Currently, Rwandans form roof tiles by taking a ball of clay, putting it into a frame, then flattening it out with a rolling pin, according to Swan. The team’s press lessens the labor involved in the tile-making process and creates more efficiency by removing the rolling pin.
The clay is instead placed inside of a mold and then flattened out by a piece of machinery attached to a lever, he said.
“They wanted to learn to do it themselves and we had an instruction booklet, but as soon as we started and showed them how to use the tools, they took [the project] over completely,” Galvin said.
He added that the project opened his eyes to the importance of building innovations that go back to the basics rather than only focusing on developing the latest and greatest high tech inventions.
“It’s really cool to see your work immediately be able to help someone,” Galvin said. “Even something simple like a tile press can change their lives dramatically. They will produce way more tiles, be able to start new businesses and build way more homes.”
In addition to working with community members, the group spent half of the trip collaborating with two Rwandan universities — Integrated Polytechnic Regional Centre, a vocational school, and the University of Rwanda — to teach them about their tile press design and work on any engineering issues that came up.
“The infrusture was surprising,” Galvin said. “You hear a lot about the poverty in Africa but the main city was quite large. The people were incredibly welcoming, and the countryside and the nature was stunning — you can’t imagine how many hills there were.”
Despite the success of teaching the Rwandans how to build the tile press, modifications still need to be made on the machine. While building it, the students realized that the press needed to be retrofitted to produce larger tiles, since the tiles shrunk too much to be placed on roofs after they were fired in the kiln, Swan said.
The team is fixing the problem and sending back new parts to Rwanda by the end of the month.
They are also building a bike-powered clay mixer — the rider must go at a constant pace in order to produce enough energy to churn the clay. The mixer can produce thirty pounds of clay in ten minutes.
The team is also planning on building a kiln powered by biodegradable waste products.
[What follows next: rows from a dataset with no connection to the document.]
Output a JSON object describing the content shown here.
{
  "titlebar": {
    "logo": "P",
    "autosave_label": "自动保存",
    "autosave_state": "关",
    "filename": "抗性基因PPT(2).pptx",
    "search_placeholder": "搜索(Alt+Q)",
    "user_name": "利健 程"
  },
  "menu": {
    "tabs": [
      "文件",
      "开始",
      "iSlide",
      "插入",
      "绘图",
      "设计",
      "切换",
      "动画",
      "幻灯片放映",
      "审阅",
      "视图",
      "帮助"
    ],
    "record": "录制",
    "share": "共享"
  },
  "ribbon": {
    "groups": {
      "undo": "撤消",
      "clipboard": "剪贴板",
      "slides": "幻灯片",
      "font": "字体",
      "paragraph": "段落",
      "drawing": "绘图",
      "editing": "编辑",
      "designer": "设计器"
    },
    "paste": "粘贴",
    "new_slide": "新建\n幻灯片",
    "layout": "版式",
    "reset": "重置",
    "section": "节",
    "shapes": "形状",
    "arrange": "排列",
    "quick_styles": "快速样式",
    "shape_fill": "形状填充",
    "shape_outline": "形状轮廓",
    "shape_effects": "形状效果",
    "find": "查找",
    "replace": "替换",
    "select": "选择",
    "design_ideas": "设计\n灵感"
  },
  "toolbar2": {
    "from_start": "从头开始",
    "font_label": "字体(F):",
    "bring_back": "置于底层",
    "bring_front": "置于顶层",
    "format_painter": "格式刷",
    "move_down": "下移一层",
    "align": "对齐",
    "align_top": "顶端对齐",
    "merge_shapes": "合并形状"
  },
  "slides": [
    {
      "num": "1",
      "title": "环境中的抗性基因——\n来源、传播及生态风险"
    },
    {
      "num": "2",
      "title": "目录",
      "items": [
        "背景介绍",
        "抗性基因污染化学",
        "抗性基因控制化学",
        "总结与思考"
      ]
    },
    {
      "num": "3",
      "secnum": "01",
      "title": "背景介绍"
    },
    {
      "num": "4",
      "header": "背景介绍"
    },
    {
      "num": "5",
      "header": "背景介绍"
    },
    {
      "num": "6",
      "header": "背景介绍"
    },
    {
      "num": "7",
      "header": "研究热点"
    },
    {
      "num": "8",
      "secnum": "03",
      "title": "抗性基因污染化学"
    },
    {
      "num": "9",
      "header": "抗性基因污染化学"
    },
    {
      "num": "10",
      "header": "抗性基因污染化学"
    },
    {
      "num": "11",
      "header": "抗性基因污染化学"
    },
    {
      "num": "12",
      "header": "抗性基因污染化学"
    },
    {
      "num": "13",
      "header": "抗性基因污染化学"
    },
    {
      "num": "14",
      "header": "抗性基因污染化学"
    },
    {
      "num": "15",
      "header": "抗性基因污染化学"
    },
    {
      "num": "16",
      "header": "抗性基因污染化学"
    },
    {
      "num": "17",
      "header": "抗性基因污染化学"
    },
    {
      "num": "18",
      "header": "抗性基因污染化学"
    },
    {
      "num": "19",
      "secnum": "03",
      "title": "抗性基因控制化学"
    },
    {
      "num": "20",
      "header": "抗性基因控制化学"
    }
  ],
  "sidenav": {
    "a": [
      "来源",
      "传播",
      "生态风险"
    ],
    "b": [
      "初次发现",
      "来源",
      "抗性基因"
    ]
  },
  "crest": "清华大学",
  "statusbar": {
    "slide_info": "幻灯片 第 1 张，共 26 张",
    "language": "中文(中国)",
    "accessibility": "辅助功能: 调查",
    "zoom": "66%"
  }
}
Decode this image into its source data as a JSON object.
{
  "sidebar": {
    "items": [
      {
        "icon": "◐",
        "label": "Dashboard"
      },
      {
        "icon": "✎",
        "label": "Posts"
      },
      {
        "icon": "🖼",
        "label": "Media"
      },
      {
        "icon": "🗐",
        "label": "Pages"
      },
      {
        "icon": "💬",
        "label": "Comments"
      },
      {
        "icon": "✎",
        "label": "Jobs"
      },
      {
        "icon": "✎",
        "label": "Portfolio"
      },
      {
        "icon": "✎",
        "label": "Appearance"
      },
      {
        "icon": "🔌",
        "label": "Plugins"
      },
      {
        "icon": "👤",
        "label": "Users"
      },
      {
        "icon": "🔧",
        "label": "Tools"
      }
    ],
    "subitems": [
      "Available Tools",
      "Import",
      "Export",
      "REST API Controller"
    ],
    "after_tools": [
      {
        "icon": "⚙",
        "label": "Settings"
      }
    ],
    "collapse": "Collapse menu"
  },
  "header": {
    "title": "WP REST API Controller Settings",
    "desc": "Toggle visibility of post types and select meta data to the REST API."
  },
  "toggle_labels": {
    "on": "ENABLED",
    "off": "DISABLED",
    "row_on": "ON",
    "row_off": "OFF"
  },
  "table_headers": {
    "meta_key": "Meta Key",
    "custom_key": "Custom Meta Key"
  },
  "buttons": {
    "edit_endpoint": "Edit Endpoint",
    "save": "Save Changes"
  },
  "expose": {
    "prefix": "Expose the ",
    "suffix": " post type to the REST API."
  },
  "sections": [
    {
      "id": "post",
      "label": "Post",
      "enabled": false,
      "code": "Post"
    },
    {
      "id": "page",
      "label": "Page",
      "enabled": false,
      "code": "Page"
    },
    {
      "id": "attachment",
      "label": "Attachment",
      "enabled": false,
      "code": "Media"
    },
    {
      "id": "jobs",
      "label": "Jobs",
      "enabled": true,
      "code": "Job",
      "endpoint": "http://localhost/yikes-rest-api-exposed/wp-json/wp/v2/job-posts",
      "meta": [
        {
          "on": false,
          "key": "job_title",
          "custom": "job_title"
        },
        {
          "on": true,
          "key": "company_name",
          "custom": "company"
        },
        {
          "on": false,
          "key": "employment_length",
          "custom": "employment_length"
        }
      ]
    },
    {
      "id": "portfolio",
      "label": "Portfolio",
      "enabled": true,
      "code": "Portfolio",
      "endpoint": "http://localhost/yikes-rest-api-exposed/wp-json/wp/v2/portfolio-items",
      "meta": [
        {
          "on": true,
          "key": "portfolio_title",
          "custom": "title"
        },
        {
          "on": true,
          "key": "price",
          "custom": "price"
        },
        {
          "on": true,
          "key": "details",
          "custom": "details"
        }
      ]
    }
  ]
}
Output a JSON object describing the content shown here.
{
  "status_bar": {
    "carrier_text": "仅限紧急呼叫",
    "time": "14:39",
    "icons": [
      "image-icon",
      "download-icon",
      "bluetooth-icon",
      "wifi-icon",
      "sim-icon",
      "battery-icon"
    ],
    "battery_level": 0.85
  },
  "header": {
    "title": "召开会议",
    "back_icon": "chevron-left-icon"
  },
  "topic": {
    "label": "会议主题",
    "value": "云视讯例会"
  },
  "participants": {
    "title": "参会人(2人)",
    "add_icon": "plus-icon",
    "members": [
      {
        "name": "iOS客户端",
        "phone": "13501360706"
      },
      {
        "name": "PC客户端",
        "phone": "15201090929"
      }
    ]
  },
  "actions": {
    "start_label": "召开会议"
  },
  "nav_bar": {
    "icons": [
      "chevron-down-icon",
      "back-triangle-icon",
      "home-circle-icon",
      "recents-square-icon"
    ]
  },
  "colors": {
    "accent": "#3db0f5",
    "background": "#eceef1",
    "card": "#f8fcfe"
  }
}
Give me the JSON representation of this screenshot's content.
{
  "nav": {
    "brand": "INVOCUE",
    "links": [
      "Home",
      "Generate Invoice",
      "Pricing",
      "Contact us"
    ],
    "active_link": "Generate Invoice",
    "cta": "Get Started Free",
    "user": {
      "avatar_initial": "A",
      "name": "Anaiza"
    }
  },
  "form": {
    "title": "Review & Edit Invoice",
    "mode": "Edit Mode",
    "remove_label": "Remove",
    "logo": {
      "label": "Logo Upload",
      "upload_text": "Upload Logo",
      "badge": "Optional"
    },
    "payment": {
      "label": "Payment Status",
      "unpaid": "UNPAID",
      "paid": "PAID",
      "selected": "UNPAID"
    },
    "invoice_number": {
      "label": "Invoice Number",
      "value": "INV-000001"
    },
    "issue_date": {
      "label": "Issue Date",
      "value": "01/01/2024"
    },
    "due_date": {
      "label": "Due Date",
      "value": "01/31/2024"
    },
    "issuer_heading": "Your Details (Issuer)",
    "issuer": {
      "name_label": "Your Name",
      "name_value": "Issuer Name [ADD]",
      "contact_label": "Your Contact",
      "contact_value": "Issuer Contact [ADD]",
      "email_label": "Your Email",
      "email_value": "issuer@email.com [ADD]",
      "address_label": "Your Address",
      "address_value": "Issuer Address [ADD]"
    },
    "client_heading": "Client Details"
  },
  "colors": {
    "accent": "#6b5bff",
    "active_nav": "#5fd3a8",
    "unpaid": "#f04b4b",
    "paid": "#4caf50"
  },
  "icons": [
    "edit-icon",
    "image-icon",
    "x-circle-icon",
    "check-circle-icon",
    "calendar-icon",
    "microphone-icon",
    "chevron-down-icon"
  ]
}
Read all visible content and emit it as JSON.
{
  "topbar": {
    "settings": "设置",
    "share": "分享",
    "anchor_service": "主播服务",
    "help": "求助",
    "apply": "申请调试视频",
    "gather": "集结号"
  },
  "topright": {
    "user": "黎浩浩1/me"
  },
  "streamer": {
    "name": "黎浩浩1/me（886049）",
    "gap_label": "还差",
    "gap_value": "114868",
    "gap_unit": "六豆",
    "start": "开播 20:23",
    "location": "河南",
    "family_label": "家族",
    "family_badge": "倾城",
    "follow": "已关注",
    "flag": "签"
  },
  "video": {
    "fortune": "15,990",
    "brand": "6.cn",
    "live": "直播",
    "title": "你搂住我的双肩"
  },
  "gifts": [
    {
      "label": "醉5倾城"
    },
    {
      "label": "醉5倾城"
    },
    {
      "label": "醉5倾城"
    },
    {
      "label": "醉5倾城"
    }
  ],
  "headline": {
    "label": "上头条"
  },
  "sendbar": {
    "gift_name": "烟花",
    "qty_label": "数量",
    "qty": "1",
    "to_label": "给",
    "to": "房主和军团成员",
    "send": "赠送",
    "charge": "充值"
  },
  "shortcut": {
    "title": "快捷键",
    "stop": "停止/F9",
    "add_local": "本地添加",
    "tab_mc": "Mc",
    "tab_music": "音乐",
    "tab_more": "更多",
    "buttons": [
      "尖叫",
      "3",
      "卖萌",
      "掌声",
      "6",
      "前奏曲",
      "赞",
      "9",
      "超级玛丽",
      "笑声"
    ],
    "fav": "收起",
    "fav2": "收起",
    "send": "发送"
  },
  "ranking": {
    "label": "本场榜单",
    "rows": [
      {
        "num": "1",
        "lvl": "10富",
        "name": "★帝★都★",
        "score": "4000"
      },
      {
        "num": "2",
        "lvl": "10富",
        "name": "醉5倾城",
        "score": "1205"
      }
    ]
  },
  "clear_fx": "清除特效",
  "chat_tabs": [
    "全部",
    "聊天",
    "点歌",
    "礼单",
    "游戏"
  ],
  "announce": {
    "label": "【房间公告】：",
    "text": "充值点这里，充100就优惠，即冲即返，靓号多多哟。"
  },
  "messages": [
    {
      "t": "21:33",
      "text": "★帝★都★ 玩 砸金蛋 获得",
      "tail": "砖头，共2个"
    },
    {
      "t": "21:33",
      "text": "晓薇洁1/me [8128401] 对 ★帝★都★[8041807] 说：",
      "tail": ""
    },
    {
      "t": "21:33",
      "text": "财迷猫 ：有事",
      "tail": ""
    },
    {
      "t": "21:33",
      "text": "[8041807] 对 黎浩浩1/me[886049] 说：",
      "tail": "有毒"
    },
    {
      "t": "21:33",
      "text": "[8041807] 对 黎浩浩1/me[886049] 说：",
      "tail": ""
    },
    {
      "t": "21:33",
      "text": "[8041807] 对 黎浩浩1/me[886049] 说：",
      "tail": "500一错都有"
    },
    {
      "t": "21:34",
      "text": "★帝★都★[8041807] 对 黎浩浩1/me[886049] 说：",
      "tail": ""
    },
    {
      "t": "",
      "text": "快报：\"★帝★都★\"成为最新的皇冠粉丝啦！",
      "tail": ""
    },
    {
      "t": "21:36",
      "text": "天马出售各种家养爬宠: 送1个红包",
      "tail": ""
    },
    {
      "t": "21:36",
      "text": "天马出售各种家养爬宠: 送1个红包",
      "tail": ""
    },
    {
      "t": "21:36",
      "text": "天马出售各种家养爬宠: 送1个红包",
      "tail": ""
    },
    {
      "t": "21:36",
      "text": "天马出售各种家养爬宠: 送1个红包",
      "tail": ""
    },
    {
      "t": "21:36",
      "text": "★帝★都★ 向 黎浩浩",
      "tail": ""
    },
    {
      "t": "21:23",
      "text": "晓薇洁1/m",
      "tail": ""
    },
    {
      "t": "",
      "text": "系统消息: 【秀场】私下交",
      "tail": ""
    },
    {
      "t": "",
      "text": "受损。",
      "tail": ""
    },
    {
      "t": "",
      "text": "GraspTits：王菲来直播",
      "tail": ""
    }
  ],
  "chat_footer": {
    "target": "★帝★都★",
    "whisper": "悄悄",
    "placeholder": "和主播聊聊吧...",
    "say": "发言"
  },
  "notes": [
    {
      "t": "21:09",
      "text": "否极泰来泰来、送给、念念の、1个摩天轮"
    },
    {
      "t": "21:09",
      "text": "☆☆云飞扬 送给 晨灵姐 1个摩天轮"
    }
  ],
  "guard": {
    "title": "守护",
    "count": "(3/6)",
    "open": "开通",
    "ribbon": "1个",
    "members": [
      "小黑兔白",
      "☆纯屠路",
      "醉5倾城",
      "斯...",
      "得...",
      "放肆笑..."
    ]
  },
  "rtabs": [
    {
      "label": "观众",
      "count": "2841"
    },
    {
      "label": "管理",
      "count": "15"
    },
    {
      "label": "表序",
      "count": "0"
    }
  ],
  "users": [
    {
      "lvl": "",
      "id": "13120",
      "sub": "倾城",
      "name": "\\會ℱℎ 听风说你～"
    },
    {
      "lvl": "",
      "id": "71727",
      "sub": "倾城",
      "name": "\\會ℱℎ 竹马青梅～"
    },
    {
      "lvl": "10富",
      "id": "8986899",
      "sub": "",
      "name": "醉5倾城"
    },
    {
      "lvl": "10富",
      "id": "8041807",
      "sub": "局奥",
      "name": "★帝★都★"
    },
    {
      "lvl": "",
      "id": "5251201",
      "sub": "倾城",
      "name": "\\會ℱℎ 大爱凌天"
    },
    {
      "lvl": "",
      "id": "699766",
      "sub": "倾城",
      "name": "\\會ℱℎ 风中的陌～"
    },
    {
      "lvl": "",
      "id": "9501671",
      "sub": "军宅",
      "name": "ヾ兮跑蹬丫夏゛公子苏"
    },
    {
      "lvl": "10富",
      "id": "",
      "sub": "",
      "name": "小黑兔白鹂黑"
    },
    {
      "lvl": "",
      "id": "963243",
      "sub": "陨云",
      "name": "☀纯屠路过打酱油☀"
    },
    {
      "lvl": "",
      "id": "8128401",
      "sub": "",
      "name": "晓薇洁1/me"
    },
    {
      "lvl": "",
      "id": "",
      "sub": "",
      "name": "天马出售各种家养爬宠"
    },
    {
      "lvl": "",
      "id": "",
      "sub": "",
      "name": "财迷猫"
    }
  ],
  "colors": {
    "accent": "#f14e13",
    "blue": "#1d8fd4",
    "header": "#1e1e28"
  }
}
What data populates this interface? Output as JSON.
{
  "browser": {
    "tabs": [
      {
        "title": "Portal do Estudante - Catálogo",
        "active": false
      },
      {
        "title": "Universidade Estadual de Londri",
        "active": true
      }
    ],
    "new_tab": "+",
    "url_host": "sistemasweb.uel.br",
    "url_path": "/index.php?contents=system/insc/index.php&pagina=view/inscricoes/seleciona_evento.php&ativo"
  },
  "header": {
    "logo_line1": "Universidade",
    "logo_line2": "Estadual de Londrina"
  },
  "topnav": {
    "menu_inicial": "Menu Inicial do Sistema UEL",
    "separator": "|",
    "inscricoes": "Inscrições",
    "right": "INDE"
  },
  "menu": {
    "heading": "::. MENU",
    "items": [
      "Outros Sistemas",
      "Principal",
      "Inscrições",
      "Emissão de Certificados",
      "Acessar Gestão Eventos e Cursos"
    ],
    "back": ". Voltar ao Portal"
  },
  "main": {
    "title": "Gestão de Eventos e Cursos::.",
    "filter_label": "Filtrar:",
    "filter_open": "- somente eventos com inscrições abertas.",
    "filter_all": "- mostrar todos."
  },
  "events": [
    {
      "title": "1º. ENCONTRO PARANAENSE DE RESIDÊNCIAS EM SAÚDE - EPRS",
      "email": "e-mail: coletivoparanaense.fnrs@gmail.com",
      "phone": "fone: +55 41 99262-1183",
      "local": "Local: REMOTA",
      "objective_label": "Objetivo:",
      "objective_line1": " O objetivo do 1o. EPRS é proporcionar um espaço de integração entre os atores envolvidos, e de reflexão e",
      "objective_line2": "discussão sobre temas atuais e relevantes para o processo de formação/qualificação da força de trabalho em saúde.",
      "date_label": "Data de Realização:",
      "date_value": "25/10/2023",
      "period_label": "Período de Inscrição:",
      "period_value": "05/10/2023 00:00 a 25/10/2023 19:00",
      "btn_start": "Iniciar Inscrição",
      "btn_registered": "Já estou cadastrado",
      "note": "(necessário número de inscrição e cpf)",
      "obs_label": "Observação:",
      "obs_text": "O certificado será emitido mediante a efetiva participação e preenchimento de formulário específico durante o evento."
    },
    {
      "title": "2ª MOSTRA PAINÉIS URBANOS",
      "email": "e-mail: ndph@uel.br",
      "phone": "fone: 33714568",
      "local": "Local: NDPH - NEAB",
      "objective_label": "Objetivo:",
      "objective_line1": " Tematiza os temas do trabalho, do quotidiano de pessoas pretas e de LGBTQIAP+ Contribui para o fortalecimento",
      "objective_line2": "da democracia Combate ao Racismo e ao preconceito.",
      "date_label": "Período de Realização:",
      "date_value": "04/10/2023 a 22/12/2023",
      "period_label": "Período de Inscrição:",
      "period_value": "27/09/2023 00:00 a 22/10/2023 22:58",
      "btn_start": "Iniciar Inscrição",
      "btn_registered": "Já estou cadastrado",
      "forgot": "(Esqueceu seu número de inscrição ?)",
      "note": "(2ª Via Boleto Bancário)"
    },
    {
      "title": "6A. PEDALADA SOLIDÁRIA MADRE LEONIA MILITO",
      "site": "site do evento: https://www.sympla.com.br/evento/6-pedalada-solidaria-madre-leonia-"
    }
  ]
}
Kigali villagers keep the fire going in their kilns 24 hours a day, which are powered by burning about three or four trees per day to produce 1,000 tiles, Nalavadi said.
“The biggest problem I saw was deforestation because they were cutting down a lot of wood to fire their tiles and cook their water and that was really unsustainable,” Nalavadi said.
Eventually, they hope to produce the metal tile press materials in Rwanda rather than overseas to make it more convenient for communities to begin building their own tile presses.
The two-week trip was funded by a grant from the Miller Center for Social Entrepreneurship.
Contact Sophie Mattson at email@example.com or call (408) 554-4849.